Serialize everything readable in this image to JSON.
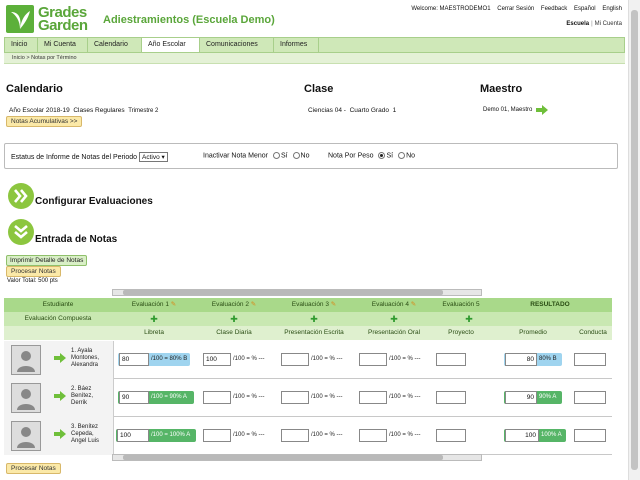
{
  "header": {
    "logo_line1": "Grades",
    "logo_line2": "Garden",
    "site_title": "Adiestramientos (Escuela Demo)",
    "toplinks": [
      "Welcome: MAESTRODEMO1",
      "Cerrar Sesión",
      "Feedback",
      "Español",
      "English"
    ],
    "school_label": "Escuela",
    "my_account": "Mi Cuenta"
  },
  "nav": {
    "items": [
      "Inicio",
      "Mi Cuenta",
      "Calendario",
      "Año Escolar",
      "Comunicaciones",
      "Informes"
    ],
    "active": "Año Escolar"
  },
  "breadcrumb": [
    "Inicio",
    ">",
    "Notas por Término"
  ],
  "calendario": {
    "title": "Calendario",
    "year": "Año Escolar 2018-19",
    "type": "Clases Regulares",
    "term": "Trimestre 2",
    "cumulative_button": "Notas Acumulativas >>"
  },
  "clase": {
    "title": "Clase",
    "subject": "Ciencias 04 -",
    "grade": "Cuarto Grado",
    "section": "1"
  },
  "maestro": {
    "title": "Maestro",
    "name": "Demo 01, Maestro"
  },
  "status": {
    "label": "Estatus de Informe de Notas del Periodo",
    "selected": "Activo",
    "inactivate_label": "Inactivar Nota Menor",
    "si": "Sí",
    "no": "No",
    "weight_label": "Nota Por Peso",
    "inactivate_value": "none",
    "weight_value": "Sí"
  },
  "sections": {
    "configure": "Configurar Evaluaciones",
    "entry": "Entrada de Notas"
  },
  "actions": {
    "print": "Imprimir Detalle de Notas",
    "process": "Procesar Notas",
    "total": "Valor Total: 500 pts"
  },
  "table": {
    "col_student": "Estudiante",
    "col_composite": "Evaluación Compuesta",
    "col_result": "RESULTADO",
    "evaluations": [
      "Evaluación 1",
      "Evaluación 2",
      "Evaluación 3",
      "Evaluación 4",
      "Evaluación 5"
    ],
    "categories": [
      "Libreta",
      "Clase Diaria",
      "Presentación Escrita",
      "Presentación Oral",
      "Proyecto"
    ],
    "result_cols": [
      "Promedio",
      "Conducta"
    ],
    "rows": [
      {
        "name_line1": "1. Ayala",
        "name_line2": "Montones,",
        "name_line3": "Alexandra",
        "g1": "80",
        "g1_text": "/100 = 80% B",
        "g2": "100",
        "g2_text": "/100 = % ---",
        "g3": "",
        "g3_text": "/100 = % ---",
        "g4": "",
        "g4_text": "/100 = % ---",
        "g5": "",
        "g5_text": "",
        "avg": "80",
        "avg_text": "80% B",
        "conduct": ""
      },
      {
        "name_line1": "2. Báez",
        "name_line2": "Benítez,",
        "name_line3": "Derrik",
        "g1": "90",
        "g1_text": "/100 = 90% A",
        "g2": "",
        "g2_text": "/100 = % ---",
        "g3": "",
        "g3_text": "/100 = % ---",
        "g4": "",
        "g4_text": "/100 = % ---",
        "g5": "",
        "g5_text": "",
        "avg": "90",
        "avg_text": "90% A",
        "conduct": ""
      },
      {
        "name_line1": "3. Benítez",
        "name_line2": "Cepeda,",
        "name_line3": "Angel Luis",
        "g1": "100",
        "g1_text": "/100 = 100% A",
        "g2": "",
        "g2_text": "/100 = % ---",
        "g3": "",
        "g3_text": "/100 = % ---",
        "g4": "",
        "g4_text": "/100 = % ---",
        "g5": "",
        "g5_text": "",
        "avg": "100",
        "avg_text": "100% A",
        "conduct": ""
      }
    ]
  },
  "colors": {
    "brand_green": "#5aa63a",
    "header_green": "#a9d98a",
    "blue_grade": "#9fd4ef",
    "green_grade": "#56b567"
  },
  "icons": [
    "logo-leaf-icon",
    "arrow-right-icon",
    "pencil-icon",
    "plus-icon",
    "chevron-double-right-icon",
    "chevron-double-down-icon",
    "avatar-icon"
  ]
}
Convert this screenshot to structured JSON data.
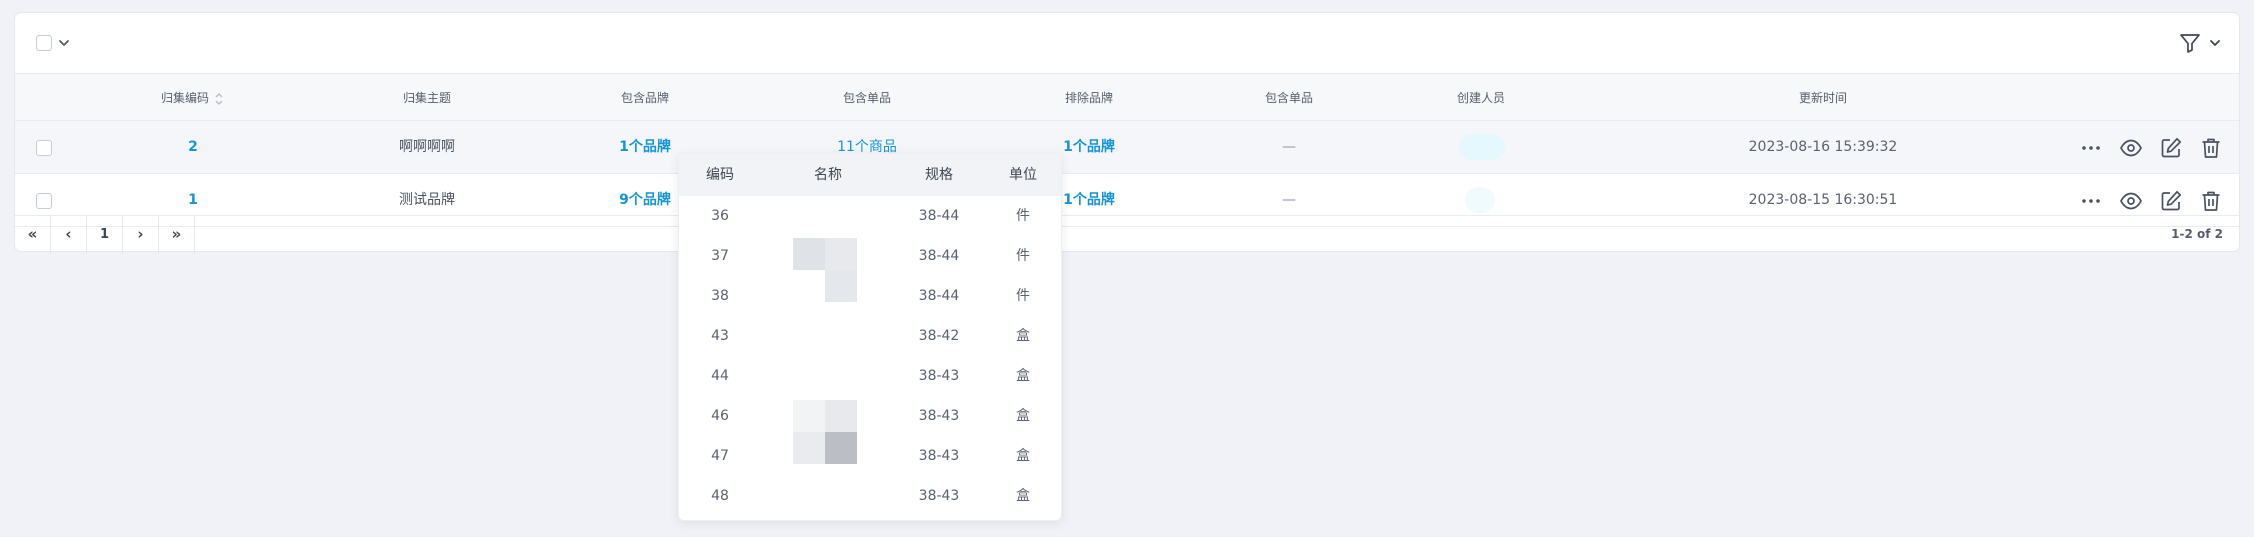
{
  "table": {
    "headers": {
      "code": "归集编码",
      "theme": "归集主题",
      "brands": "包含品牌",
      "items": "包含单品",
      "excluded_brands": "排除品牌",
      "excluded_items": "包含单品",
      "creator": "创建人员",
      "updated": "更新时间"
    },
    "rows": [
      {
        "code": "2",
        "theme": "啊啊啊啊",
        "brands": "1个品牌",
        "items": "11个商品",
        "excluded_brands": "1个品牌",
        "excluded_items": "—",
        "updated": "2023-08-16 15:39:32"
      },
      {
        "code": "1",
        "theme": "测试品牌",
        "brands": "9个品牌",
        "items": "",
        "excluded_brands": "1个品牌",
        "excluded_items": "—",
        "updated": "2023-08-15 16:30:51"
      }
    ]
  },
  "pagination": {
    "first": "«",
    "prev": "‹",
    "page": "1",
    "next": "›",
    "last": "»",
    "count": "1-2 of 2"
  },
  "popover": {
    "headers": {
      "code": "编码",
      "name": "名称",
      "spec": "规格",
      "unit": "单位"
    },
    "rows": [
      {
        "code": "36",
        "spec": "38-44",
        "unit": "件"
      },
      {
        "code": "37",
        "spec": "38-44",
        "unit": "件"
      },
      {
        "code": "38",
        "spec": "38-44",
        "unit": "件"
      },
      {
        "code": "43",
        "spec": "38-42",
        "unit": "盒"
      },
      {
        "code": "44",
        "spec": "38-43",
        "unit": "盒"
      },
      {
        "code": "46",
        "spec": "38-43",
        "unit": "盒"
      },
      {
        "code": "47",
        "spec": "38-43",
        "unit": "盒"
      },
      {
        "code": "48",
        "spec": "38-43",
        "unit": "盒"
      }
    ]
  },
  "icons": {
    "select_all_checkbox": "checkbox-icon",
    "select_dropdown": "chevron-down-icon",
    "filter": "filter-icon",
    "filter_dropdown": "chevron-down-icon",
    "sort": "sort-icon",
    "more": "more-icon",
    "view": "eye-icon",
    "edit": "edit-icon",
    "delete": "trash-icon"
  },
  "colors": {
    "link": "#1595d8",
    "background": "#f0f2f7",
    "header_bg": "#f7f8fa",
    "creator_tag": "#e6f9fe"
  }
}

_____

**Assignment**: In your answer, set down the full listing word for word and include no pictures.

**Answer box**:
Serialize everything readable in this image to JSON.
{
  "header": {
    "logo_line1": "Grades",
    "logo_line2": "Garden",
    "site_title": "Adiestramientos (Escuela Demo)",
    "toplinks": [
      "Welcome: MAESTRODEMO1",
      "Cerrar Sesión",
      "Feedback",
      "Español",
      "English"
    ],
    "school_label": "Escuela",
    "my_account": "Mi Cuenta"
  },
  "nav": {
    "items": [
      "Inicio",
      "Mi Cuenta",
      "Calendario",
      "Año Escolar",
      "Comunicaciones",
      "Informes"
    ],
    "active": "Año Escolar"
  },
  "breadcrumb": [
    "Inicio",
    ">",
    "Notas por Término"
  ],
  "calendario": {
    "title": "Calendario",
    "year": "Año Escolar 2018-19",
    "type": "Clases Regulares",
    "term": "Trimestre 2",
    "cumulative_button": "Notas Acumulativas >>"
  },
  "clase": {
    "title": "Clase",
    "subject": "Ciencias 04 -",
    "grade": "Cuarto Grado",
    "section": "1"
  },
  "maestro": {
    "title": "Maestro",
    "name": "Demo 01, Maestro"
  },
  "status": {
    "label": "Estatus de Informe de Notas del Periodo",
    "selected": "Activo",
    "inactivate_label": "Inactivar Nota Menor",
    "si": "Sí",
    "no": "No",
    "weight_label": "Nota Por Peso",
    "inactivate_value": "none",
    "weight_value": "Sí"
  },
  "sections": {
    "configure": "Configurar Evaluaciones",
    "entry": "Entrada de Notas"
  },
  "actions": {
    "print": "Imprimir Detalle de Notas",
    "process": "Procesar Notas",
    "total": "Valor Total: 500 pts"
  },
  "table": {
    "col_student": "Estudiante",
    "col_composite": "Evaluación Compuesta",
    "col_result": "RESULTADO",
    "evaluations": [
      "Evaluación 1",
      "Evaluación 2",
      "Evaluación 3",
      "Evaluación 4",
      "Evaluación 5"
    ],
    "categories": [
      "Libreta",
      "Clase Diaria",
      "Presentación Escrita",
      "Presentación Oral",
      "Proyecto"
    ],
    "result_cols": [
      "Promedio",
      "Conducta"
    ],
    "rows": [
      {
        "name_line1": "1. Ayala",
        "name_line2": "Montones,",
        "name_line3": "Alexandra",
        "g1": "80",
        "g1_text": "/100 = 80% B",
        "g2": "100",
        "g2_text": "/100 = % ---",
        "g3": "",
        "g3_text": "/100 = % ---",
        "g4": "",
        "g4_text": "/100 = % ---",
        "g5": "",
        "g5_text": "",
        "avg": "80",
        "avg_text": "80% B",
        "conduct": ""
      },
      {
        "name_line1": "2. Báez",
        "name_line2": "Benítez,",
        "name_line3": "Derrik",
        "g1": "90",
        "g1_text": "/100 = 90% A",
        "g2": "",
        "g2_text": "/100 = % ---",
        "g3": "",
        "g3_text": "/100 = % ---",
        "g4": "",
        "g4_text": "/100 = % ---",
        "g5": "",
        "g5_text": "",
        "avg": "90",
        "avg_text": "90% A",
        "conduct": ""
      },
      {
        "name_line1": "3. Benítez",
        "name_line2": "Cepeda,",
        "name_line3": "Angel Luis",
        "g1": "100",
        "g1_text": "/100 = 100% A",
        "g2": "",
        "g2_text": "/100 = % ---",
        "g3": "",
        "g3_text": "/100 = % ---",
        "g4": "",
        "g4_text": "/100 = % ---",
        "g5": "",
        "g5_text": "",
        "avg": "100",
        "avg_text": "100% A",
        "conduct": ""
      }
    ]
  },
  "colors": {
    "brand_green": "#5aa63a",
    "header_green": "#a9d98a",
    "blue_grade": "#9fd4ef",
    "green_grade": "#56b567"
  },
  "icons": [
    "logo-leaf-icon",
    "arrow-right-icon",
    "pencil-icon",
    "plus-icon",
    "chevron-double-right-icon",
    "chevron-double-down-icon",
    "avatar-icon"
  ]
}
Convert this screenshot to structured JSON data.
{
  "table": {
    "headers": {
      "code": "归集编码",
      "theme": "归集主题",
      "brands": "包含品牌",
      "items": "包含单品",
      "excluded_brands": "排除品牌",
      "excluded_items": "包含单品",
      "creator": "创建人员",
      "updated": "更新时间"
    },
    "rows": [
      {
        "code": "2",
        "theme": "啊啊啊啊",
        "brands": "1个品牌",
        "items": "11个商品",
        "excluded_brands": "1个品牌",
        "excluded_items": "—",
        "updated": "2023-08-16 15:39:32"
      },
      {
        "code": "1",
        "theme": "测试品牌",
        "brands": "9个品牌",
        "items": "",
        "excluded_brands": "1个品牌",
        "excluded_items": "—",
        "updated": "2023-08-15 16:30:51"
      }
    ]
  },
  "pagination": {
    "first": "«",
    "prev": "‹",
    "page": "1",
    "next": "›",
    "last": "»",
    "count": "1-2 of 2"
  },
  "popover": {
    "headers": {
      "code": "编码",
      "name": "名称",
      "spec": "规格",
      "unit": "单位"
    },
    "rows": [
      {
        "code": "36",
        "spec": "38-44",
        "unit": "件"
      },
      {
        "code": "37",
        "spec": "38-44",
        "unit": "件"
      },
      {
        "code": "38",
        "spec": "38-44",
        "unit": "件"
      },
      {
        "code": "43",
        "spec": "38-42",
        "unit": "盒"
      },
      {
        "code": "44",
        "spec": "38-43",
        "unit": "盒"
      },
      {
        "code": "46",
        "spec": "38-43",
        "unit": "盒"
      },
      {
        "code": "47",
        "spec": "38-43",
        "unit": "盒"
      },
      {
        "code": "48",
        "spec": "38-43",
        "unit": "盒"
      }
    ]
  },
  "icons": {
    "select_all_checkbox": "checkbox-icon",
    "select_dropdown": "chevron-down-icon",
    "filter": "filter-icon",
    "filter_dropdown": "chevron-down-icon",
    "sort": "sort-icon",
    "more": "more-icon",
    "view": "eye-icon",
    "edit": "edit-icon",
    "delete": "trash-icon"
  },
  "colors": {
    "link": "#1595d8",
    "background": "#f0f2f7",
    "header_bg": "#f7f8fa",
    "creator_tag": "#e6f9fe"
  }
}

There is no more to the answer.